§ Exercise objective: Leaving out every picture, quote the data below exactly as it appears.

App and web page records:
____
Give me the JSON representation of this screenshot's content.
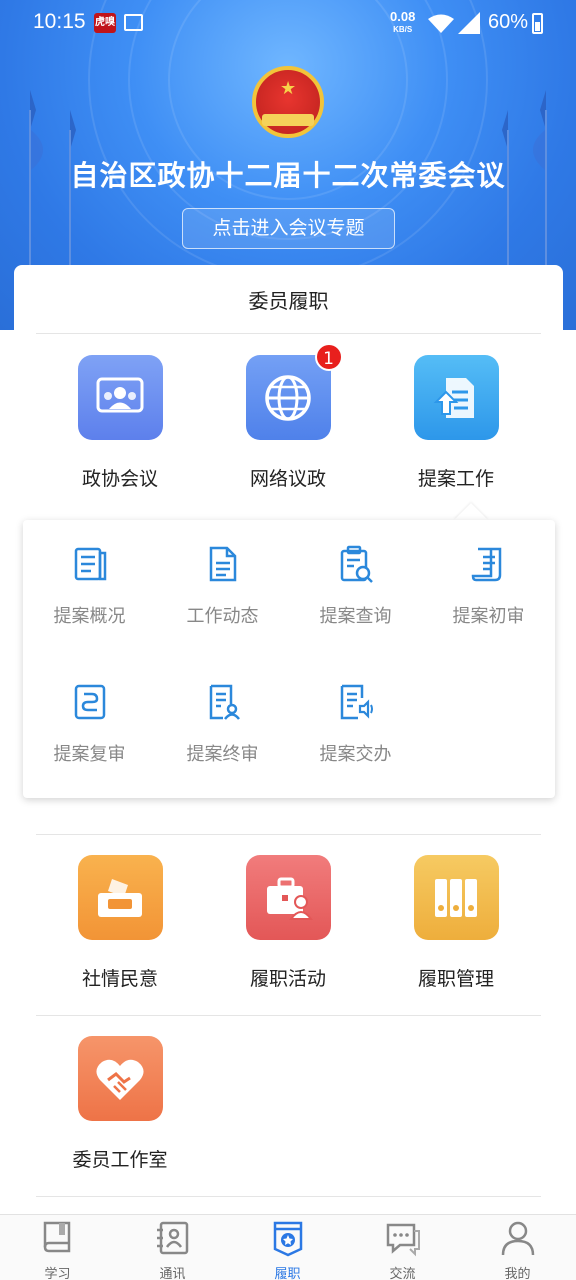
{
  "status_bar": {
    "time": "10:15",
    "app_badge": "虎嗅",
    "net_speed": "0.08",
    "net_unit": "KB/S",
    "battery": "60%"
  },
  "banner": {
    "title": "自治区政协十二届十二次常委会议",
    "button": "点击进入会议专题"
  },
  "card": {
    "title": "委员履职",
    "row1": [
      {
        "label": "政协会议",
        "icon": "meeting-icon",
        "color": "#6f8ff1"
      },
      {
        "label": "网络议政",
        "icon": "globe-icon",
        "color": "#5e8ff0",
        "badge": "1"
      },
      {
        "label": "提案工作",
        "icon": "proposal-upload-icon",
        "color": "#3aa8f0"
      }
    ],
    "submenu": [
      {
        "label": "提案概况",
        "icon": "document-list-icon"
      },
      {
        "label": "工作动态",
        "icon": "file-text-icon"
      },
      {
        "label": "提案查询",
        "icon": "clipboard-search-icon"
      },
      {
        "label": "提案初审",
        "icon": "scroll-review-icon"
      },
      {
        "label": "提案复审",
        "icon": "loop-review-icon"
      },
      {
        "label": "提案终审",
        "icon": "document-user-icon"
      },
      {
        "label": "提案交办",
        "icon": "document-broadcast-icon"
      }
    ],
    "row2": [
      {
        "label": "社情民意",
        "icon": "mailbox-icon",
        "color": "#f5a43f"
      },
      {
        "label": "履职活动",
        "icon": "briefcase-user-icon",
        "color": "#ea6a6a"
      },
      {
        "label": "履职管理",
        "icon": "binders-icon",
        "color": "#f1bc4c"
      }
    ],
    "row3": [
      {
        "label": "委员工作室",
        "icon": "heart-handshake-icon",
        "color": "#f1845a"
      }
    ]
  },
  "bottom_nav": {
    "active_color": "#2b78e4",
    "items": [
      {
        "label": "学习",
        "icon": "book-icon"
      },
      {
        "label": "通讯",
        "icon": "contacts-icon"
      },
      {
        "label": "履职",
        "icon": "badge-star-icon",
        "active": true
      },
      {
        "label": "交流",
        "icon": "chat-icon"
      },
      {
        "label": "我的",
        "icon": "person-icon"
      }
    ]
  }
}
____
§ Solution below:
Give me the JSON representation of this screenshot's content.
{
  "status_bar": {
    "time": "10:15",
    "app_badge": "虎嗅",
    "net_speed": "0.08",
    "net_unit": "KB/S",
    "battery": "60%"
  },
  "banner": {
    "title": "自治区政协十二届十二次常委会议",
    "button": "点击进入会议专题"
  },
  "card": {
    "title": "委员履职",
    "row1": [
      {
        "label": "政协会议",
        "icon": "meeting-icon",
        "color": "#6f8ff1"
      },
      {
        "label": "网络议政",
        "icon": "globe-icon",
        "color": "#5e8ff0",
        "badge": "1"
      },
      {
        "label": "提案工作",
        "icon": "proposal-upload-icon",
        "color": "#3aa8f0"
      }
    ],
    "submenu": [
      {
        "label": "提案概况",
        "icon": "document-list-icon"
      },
      {
        "label": "工作动态",
        "icon": "file-text-icon"
      },
      {
        "label": "提案查询",
        "icon": "clipboard-search-icon"
      },
      {
        "label": "提案初审",
        "icon": "scroll-review-icon"
      },
      {
        "label": "提案复审",
        "icon": "loop-review-icon"
      },
      {
        "label": "提案终审",
        "icon": "document-user-icon"
      },
      {
        "label": "提案交办",
        "icon": "document-broadcast-icon"
      }
    ],
    "row2": [
      {
        "label": "社情民意",
        "icon": "mailbox-icon",
        "color": "#f5a43f"
      },
      {
        "label": "履职活动",
        "icon": "briefcase-user-icon",
        "color": "#ea6a6a"
      },
      {
        "label": "履职管理",
        "icon": "binders-icon",
        "color": "#f1bc4c"
      }
    ],
    "row3": [
      {
        "label": "委员工作室",
        "icon": "heart-handshake-icon",
        "color": "#f1845a"
      }
    ]
  },
  "bottom_nav": {
    "active_color": "#2b78e4",
    "items": [
      {
        "label": "学习",
        "icon": "book-icon"
      },
      {
        "label": "通讯",
        "icon": "contacts-icon"
      },
      {
        "label": "履职",
        "icon": "badge-star-icon",
        "active": true
      },
      {
        "label": "交流",
        "icon": "chat-icon"
      },
      {
        "label": "我的",
        "icon": "person-icon"
      }
    ]
  }
}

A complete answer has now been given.